EXERCISE GOAL =>
In the data below, how many lines contain the string "Online"? Give only the number.

(Component data from apps and pages)
++++++
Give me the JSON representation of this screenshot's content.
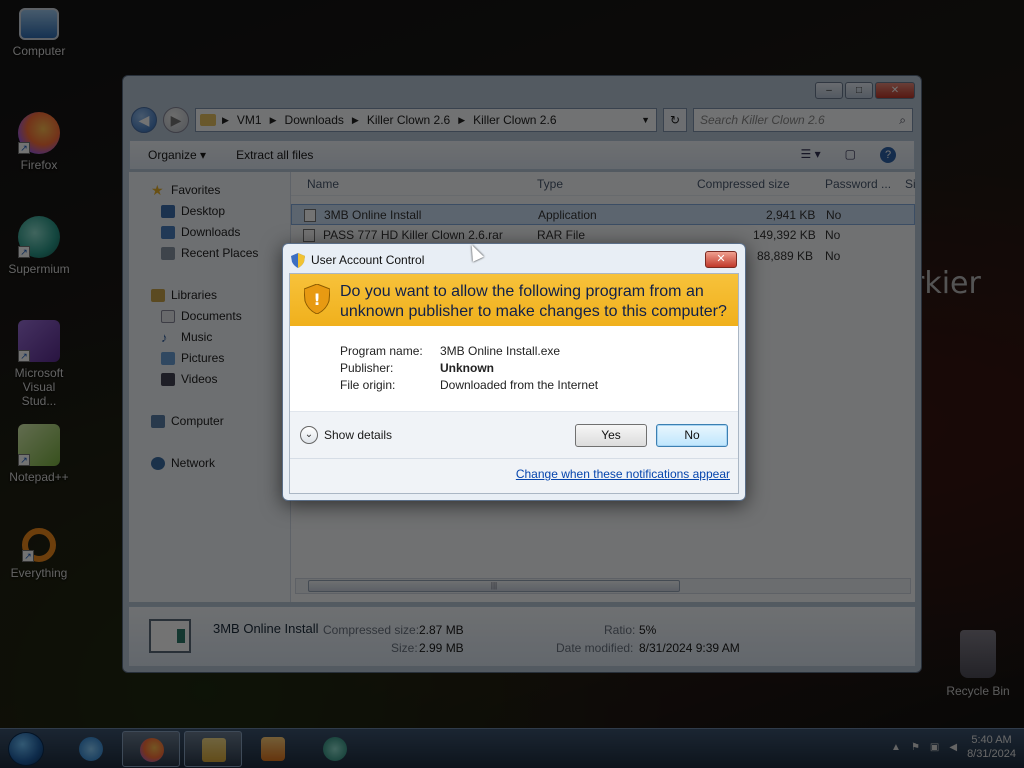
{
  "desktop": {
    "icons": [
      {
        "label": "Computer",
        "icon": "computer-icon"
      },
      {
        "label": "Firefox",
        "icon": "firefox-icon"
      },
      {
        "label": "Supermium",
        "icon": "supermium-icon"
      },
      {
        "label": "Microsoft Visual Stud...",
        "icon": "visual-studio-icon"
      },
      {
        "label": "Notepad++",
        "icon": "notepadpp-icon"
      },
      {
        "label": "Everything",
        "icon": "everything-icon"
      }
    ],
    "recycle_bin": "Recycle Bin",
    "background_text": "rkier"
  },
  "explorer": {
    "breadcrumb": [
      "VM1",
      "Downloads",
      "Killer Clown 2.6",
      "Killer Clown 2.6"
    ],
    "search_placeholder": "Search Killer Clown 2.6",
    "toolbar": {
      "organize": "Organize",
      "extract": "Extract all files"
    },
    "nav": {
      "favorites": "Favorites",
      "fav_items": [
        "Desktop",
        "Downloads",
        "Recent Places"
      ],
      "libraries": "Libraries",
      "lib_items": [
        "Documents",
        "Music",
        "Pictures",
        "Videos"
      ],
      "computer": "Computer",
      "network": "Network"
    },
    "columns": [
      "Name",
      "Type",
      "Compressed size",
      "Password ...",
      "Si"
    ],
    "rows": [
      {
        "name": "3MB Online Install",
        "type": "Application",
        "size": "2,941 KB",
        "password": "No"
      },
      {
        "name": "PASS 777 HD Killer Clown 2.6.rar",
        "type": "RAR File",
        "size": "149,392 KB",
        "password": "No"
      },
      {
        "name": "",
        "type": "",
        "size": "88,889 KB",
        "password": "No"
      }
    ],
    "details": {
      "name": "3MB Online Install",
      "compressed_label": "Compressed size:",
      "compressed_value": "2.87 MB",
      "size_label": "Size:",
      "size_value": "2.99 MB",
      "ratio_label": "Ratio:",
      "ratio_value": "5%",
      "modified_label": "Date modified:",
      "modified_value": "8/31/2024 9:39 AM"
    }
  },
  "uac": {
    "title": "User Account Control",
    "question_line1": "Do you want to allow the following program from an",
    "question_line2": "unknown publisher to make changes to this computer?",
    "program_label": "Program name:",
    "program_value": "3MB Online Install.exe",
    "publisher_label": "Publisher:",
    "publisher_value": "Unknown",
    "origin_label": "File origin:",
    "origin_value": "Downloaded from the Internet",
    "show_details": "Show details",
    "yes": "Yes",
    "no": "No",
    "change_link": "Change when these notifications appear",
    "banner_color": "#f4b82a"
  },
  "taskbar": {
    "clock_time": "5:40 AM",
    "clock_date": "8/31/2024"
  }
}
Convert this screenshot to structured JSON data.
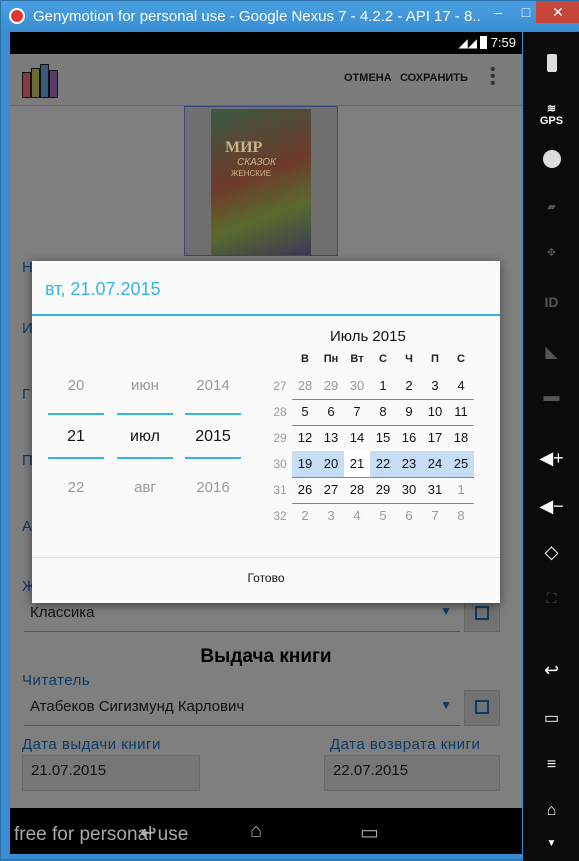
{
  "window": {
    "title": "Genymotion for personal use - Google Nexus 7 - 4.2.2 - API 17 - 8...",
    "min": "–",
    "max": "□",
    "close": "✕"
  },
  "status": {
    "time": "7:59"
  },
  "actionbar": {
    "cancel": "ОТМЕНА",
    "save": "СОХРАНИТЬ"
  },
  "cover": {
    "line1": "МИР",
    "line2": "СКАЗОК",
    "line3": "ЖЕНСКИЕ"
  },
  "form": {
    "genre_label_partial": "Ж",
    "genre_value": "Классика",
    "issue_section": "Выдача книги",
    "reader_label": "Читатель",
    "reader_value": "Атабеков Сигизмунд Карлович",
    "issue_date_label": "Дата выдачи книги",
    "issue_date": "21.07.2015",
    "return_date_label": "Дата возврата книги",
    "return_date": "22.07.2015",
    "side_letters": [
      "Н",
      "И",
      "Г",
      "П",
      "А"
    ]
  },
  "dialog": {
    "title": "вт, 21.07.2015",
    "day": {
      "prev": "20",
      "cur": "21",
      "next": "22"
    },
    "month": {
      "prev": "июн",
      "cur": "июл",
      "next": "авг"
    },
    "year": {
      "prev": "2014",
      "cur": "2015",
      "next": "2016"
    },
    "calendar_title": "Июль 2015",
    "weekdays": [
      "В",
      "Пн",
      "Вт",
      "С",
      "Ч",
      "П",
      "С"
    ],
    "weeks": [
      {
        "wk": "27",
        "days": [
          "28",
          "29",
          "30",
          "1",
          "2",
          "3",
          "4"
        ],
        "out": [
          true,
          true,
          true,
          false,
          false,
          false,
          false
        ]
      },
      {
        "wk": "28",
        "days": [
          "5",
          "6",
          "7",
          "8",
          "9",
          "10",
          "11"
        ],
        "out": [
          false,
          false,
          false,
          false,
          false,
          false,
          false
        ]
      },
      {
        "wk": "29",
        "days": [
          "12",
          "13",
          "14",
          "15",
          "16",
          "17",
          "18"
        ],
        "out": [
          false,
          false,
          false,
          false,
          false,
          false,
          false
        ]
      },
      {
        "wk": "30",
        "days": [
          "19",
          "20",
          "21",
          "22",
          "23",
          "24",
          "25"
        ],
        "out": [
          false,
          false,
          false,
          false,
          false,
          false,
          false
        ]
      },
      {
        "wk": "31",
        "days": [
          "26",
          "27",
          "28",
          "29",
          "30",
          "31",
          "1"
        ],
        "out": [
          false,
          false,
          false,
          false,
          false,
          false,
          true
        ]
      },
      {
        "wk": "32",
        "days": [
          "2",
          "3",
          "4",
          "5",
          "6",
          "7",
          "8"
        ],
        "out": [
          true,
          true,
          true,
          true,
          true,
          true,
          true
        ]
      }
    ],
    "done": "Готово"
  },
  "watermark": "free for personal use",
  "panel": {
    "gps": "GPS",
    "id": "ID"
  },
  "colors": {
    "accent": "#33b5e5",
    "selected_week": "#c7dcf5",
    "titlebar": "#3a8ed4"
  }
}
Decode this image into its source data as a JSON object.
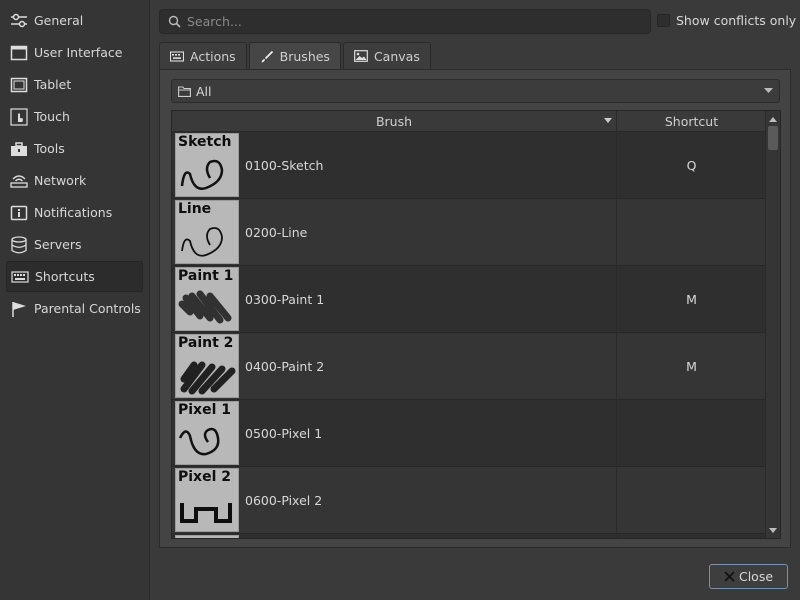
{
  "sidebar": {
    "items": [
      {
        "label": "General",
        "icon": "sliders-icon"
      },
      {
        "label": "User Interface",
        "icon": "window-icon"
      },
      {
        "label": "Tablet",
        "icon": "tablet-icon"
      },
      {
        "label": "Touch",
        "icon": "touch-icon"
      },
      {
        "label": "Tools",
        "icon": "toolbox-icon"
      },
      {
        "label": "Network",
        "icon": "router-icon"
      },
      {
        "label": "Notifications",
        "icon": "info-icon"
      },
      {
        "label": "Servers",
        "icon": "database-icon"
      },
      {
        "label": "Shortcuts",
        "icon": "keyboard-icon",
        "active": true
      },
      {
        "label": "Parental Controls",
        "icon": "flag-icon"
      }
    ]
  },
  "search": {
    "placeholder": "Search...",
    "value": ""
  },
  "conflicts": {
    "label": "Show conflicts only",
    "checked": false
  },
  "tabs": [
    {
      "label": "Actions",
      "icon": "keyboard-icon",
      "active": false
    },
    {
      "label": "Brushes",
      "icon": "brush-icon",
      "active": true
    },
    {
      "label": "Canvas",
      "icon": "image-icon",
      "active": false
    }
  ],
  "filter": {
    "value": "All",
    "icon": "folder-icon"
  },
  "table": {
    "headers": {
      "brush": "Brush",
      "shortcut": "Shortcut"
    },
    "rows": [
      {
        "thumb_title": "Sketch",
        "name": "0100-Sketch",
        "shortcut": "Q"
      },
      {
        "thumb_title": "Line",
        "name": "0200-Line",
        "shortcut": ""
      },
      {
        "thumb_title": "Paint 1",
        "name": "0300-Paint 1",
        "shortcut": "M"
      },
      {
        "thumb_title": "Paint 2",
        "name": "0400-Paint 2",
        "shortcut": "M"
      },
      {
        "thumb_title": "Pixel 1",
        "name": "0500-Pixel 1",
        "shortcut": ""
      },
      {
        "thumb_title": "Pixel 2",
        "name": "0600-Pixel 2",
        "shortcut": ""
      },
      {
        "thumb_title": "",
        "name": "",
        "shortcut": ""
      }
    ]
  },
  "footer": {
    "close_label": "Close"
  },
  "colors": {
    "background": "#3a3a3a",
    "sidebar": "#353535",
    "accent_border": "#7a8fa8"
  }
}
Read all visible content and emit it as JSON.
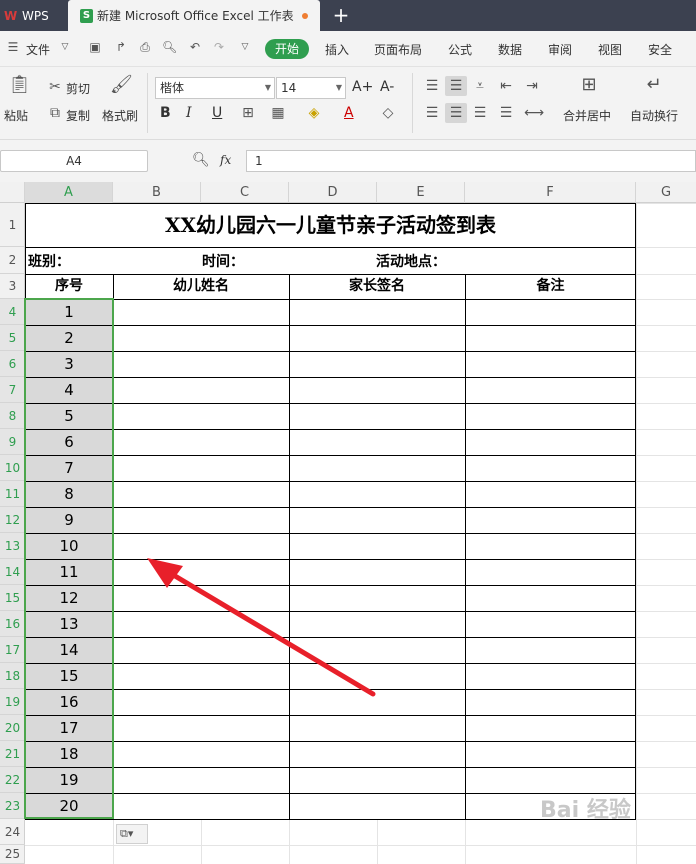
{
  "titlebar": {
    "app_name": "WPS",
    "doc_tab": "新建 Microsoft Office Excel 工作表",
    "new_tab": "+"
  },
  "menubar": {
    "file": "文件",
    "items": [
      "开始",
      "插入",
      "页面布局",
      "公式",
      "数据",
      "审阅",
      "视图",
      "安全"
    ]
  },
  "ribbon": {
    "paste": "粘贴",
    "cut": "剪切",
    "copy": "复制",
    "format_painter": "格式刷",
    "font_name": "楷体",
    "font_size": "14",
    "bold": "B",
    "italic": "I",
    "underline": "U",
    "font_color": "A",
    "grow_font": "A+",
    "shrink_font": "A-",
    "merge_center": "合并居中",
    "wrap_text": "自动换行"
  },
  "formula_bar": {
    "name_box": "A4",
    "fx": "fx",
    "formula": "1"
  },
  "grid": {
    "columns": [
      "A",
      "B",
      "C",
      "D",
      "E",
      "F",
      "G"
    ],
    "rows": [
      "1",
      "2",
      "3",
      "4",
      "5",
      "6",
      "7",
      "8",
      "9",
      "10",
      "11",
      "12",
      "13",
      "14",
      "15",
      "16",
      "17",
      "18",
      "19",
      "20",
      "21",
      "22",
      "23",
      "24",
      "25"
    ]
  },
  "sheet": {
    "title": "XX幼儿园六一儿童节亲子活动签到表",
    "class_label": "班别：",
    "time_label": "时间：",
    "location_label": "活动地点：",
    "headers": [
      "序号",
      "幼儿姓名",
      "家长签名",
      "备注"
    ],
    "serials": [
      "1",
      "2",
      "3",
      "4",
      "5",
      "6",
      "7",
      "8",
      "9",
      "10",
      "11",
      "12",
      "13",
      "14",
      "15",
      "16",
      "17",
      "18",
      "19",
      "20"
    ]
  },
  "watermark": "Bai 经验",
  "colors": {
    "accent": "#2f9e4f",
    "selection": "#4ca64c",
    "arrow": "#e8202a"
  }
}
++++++
ANSWER BOX =>
3